Step 6: Once corn pops (about five minutes or less), dump it into a large bowl, sprinkle lightly with salt, and enjoy.

If you let it cool down completely and then store it in a sealed container, it will stay fresh and crispy for several days.


P.S.: The little strings on the popcorn in the picture aren’t hair. They’re strands of melted sugar. The sugar melts into the oil, coats the popcorn, and basically turns into candy as it cools.

Vegetarian Friday: Easy veggie frittata

This frittata goes together quickly and is a great way to use up leftover vegetables. This is more a method than a recipe, as you can substitute any kind of cheese and any kind of vegetable you want and adjust your spices accordingly. If I were making it again, I’d leave out the squash in favor of mushrooms — which have a more assertive texture after an hour in the oven — and add some green chile. Mozzarella and pizza toppings would give it an Italian flavor.

About 3 cups of chopped vegetables (I used onions, celery, peppers, squash, tomatoes and cilantro)
Olive oil
Handful of any kind of cheese, shredded or crumbled (I used a Mexican blend I had on hand and added some homemade taco seasoning to give it a Southwestern spin)
Four eggs, beaten
Cooking spray

Preheat oven to 400 degrees.

Coat an 8-inch cast-iron skillet or pie pan with cooking spray and set it aside. (I recently bought one of those sprayer bottles that turns olive oil into an aerosol, and it worked very well and didn’t impart any of the weird flavors you can get with commercial cooking sprays.)

Sauteed vegetables are the centerpiece of this easy, high-protein meal.
Sauteed vegetables are the centerpiece of this easy, high-protein meal.

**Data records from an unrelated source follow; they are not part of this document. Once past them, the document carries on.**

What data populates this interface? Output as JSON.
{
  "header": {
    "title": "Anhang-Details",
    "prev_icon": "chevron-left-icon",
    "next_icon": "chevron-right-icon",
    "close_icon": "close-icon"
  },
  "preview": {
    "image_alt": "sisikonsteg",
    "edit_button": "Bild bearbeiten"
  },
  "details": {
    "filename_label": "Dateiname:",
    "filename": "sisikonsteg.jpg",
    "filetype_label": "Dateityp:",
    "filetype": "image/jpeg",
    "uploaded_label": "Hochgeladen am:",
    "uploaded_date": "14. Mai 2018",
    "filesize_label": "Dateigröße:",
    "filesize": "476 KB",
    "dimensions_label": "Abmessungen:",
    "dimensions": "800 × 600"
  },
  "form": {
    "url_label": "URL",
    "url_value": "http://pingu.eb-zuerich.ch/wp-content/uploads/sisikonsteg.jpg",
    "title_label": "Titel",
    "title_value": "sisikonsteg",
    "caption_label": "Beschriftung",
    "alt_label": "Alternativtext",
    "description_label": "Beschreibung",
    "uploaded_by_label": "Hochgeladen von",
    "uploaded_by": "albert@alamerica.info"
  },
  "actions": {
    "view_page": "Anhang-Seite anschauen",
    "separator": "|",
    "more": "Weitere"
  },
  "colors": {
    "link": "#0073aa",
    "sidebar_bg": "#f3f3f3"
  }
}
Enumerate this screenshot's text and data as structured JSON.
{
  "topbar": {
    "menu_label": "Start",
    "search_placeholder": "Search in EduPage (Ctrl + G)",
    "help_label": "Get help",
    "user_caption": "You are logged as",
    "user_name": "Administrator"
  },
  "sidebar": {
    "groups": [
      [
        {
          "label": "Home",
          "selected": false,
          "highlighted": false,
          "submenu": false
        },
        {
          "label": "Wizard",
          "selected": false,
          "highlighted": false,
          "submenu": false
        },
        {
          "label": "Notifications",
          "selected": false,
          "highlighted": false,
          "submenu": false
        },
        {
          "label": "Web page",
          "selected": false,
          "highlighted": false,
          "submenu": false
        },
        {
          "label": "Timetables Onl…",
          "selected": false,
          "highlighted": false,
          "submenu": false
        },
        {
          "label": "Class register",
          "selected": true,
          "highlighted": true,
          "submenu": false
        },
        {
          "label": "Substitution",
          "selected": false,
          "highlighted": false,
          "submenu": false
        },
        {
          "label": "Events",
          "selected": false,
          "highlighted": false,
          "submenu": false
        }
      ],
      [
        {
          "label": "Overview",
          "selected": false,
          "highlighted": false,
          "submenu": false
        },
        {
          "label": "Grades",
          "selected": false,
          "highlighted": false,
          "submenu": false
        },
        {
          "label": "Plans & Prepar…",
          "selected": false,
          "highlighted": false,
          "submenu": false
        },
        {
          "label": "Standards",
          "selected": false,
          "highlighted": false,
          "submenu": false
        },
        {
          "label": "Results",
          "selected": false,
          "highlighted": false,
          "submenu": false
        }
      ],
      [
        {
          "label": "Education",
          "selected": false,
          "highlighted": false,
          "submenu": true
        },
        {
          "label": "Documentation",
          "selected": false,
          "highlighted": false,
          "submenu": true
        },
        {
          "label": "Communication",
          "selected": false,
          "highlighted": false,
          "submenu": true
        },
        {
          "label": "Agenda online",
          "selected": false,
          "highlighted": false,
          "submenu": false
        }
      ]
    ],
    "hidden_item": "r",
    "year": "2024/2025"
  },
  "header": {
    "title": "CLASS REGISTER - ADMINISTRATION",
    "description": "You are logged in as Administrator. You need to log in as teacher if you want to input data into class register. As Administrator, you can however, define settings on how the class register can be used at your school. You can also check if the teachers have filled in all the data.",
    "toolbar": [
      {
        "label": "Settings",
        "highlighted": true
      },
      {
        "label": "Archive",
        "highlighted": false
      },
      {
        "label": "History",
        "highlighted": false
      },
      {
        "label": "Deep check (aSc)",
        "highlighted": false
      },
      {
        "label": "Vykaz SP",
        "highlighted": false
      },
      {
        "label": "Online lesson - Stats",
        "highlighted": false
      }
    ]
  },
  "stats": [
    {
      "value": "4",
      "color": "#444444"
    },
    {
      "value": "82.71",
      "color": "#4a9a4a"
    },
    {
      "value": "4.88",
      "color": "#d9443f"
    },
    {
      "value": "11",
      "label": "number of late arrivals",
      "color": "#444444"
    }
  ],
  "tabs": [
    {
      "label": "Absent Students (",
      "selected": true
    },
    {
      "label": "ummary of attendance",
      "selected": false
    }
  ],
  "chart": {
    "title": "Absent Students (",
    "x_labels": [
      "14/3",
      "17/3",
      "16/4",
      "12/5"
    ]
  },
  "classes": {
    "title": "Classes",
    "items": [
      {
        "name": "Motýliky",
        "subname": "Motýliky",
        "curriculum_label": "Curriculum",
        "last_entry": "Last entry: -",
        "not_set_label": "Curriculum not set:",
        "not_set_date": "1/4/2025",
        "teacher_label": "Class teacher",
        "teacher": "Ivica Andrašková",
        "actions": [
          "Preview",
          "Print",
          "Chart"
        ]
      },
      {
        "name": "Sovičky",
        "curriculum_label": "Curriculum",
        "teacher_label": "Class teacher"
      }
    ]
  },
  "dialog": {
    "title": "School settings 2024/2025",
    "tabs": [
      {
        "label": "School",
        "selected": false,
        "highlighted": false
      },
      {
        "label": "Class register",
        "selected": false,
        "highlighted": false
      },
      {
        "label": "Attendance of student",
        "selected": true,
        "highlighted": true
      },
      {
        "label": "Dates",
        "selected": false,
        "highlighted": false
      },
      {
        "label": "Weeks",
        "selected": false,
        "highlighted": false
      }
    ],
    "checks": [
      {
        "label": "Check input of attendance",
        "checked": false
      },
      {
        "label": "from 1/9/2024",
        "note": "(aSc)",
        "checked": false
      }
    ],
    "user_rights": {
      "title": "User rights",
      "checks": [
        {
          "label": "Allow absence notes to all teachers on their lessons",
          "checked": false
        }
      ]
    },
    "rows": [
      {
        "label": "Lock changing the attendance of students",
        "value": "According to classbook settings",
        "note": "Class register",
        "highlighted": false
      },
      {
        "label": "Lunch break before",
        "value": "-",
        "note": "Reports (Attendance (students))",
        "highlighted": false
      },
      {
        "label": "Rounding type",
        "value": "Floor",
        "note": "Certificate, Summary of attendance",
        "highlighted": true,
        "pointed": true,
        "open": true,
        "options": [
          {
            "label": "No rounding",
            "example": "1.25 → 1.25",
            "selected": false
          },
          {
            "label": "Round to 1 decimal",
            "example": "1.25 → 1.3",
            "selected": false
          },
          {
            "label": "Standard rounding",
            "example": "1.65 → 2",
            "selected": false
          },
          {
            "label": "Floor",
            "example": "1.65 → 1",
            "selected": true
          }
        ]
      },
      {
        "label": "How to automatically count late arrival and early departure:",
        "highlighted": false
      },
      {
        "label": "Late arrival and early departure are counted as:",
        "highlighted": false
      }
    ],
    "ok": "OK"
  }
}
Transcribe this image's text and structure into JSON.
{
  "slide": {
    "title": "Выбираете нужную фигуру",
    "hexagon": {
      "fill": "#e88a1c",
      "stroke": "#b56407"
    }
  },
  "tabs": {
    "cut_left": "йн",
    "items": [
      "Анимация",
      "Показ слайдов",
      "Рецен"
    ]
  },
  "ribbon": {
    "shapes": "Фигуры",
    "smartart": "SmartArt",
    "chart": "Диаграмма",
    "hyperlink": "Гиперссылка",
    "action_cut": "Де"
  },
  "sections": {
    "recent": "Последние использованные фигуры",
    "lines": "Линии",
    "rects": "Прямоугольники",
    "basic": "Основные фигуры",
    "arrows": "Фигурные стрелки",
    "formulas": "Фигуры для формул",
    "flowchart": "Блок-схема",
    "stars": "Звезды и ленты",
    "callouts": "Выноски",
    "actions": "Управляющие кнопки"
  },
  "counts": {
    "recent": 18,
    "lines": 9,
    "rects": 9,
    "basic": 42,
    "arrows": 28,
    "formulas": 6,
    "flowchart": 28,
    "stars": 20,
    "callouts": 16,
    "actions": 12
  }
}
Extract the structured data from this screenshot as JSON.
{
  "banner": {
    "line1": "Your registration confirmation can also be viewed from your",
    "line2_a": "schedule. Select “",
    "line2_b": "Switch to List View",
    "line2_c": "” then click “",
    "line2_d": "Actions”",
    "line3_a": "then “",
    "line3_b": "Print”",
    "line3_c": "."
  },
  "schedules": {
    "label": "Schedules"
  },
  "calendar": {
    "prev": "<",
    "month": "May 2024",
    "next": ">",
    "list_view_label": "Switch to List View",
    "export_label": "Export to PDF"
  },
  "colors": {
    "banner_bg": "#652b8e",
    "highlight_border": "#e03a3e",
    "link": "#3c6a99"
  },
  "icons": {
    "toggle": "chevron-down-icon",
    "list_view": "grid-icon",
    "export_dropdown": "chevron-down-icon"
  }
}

Saute vegetables in olive oil in a wok or large skillet until onions are clear, adding delicate vegetables last. If you’re using any kind of spices, add them now.

Layer the cheese with the vegetables so it doesn't dry out or scorch on top.
Layer the cheese with the vegetables so it doesn’t dry out or scorch on top.

Put half the vegetables in the 8-inch skillet. Sprinkle cheese over vegetables. Cover cheese with remaining vegetables. Carefully pour eggs over vegetables and cheese and bake at 400 degrees until the top starts to brown and a knife inserted into the middle comes out clean (about an hour).

Pour eggs over vegetables and bake.
Pour eggs over vegetables and bake.

Frittatas and quiches don’t microwave very well, but they reheat well in the oven for a low-effort meal on a weeknight.